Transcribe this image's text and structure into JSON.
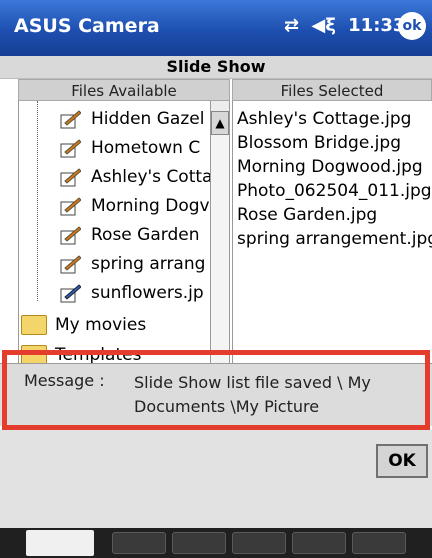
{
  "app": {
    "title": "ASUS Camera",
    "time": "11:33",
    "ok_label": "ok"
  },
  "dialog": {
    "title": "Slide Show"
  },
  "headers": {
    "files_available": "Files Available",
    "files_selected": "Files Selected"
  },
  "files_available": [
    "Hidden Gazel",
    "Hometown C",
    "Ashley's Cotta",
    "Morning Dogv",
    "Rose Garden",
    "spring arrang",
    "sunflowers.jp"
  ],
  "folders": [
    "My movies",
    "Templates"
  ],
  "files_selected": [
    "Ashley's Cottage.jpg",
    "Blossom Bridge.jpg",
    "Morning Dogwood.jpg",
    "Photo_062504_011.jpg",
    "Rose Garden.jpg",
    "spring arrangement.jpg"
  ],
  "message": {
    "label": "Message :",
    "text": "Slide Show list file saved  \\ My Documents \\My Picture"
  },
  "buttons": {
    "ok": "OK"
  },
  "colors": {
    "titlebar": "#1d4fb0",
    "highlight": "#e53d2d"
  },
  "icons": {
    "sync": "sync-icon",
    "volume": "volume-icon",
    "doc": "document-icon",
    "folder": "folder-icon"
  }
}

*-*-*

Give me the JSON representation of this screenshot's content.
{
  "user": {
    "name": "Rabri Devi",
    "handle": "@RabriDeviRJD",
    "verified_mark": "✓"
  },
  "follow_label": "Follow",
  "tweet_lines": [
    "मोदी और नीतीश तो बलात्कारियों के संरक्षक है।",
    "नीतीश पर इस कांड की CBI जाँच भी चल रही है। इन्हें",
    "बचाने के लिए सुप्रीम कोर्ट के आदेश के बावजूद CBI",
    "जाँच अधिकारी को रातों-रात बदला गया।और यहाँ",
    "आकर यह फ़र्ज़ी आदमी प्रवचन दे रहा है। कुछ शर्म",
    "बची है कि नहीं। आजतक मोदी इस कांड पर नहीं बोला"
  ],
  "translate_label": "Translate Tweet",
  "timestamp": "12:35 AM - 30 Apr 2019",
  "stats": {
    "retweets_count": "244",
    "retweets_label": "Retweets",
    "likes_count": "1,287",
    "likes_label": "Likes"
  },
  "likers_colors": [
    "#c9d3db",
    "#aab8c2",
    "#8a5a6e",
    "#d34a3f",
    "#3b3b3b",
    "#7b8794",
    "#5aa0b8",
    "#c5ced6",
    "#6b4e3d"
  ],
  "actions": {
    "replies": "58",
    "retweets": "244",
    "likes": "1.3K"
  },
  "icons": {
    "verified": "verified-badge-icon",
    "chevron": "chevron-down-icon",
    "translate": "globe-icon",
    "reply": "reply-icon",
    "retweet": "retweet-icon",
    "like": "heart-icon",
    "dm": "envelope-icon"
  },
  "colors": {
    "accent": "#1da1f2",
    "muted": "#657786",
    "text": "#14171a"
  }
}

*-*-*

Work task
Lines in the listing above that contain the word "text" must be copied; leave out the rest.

Output for this exercise
Transcribe this image's text and structure into JSON.
    "text": "Slide Show list file saved  \\ My Documents \\My Picture"
    "text": "#14171a"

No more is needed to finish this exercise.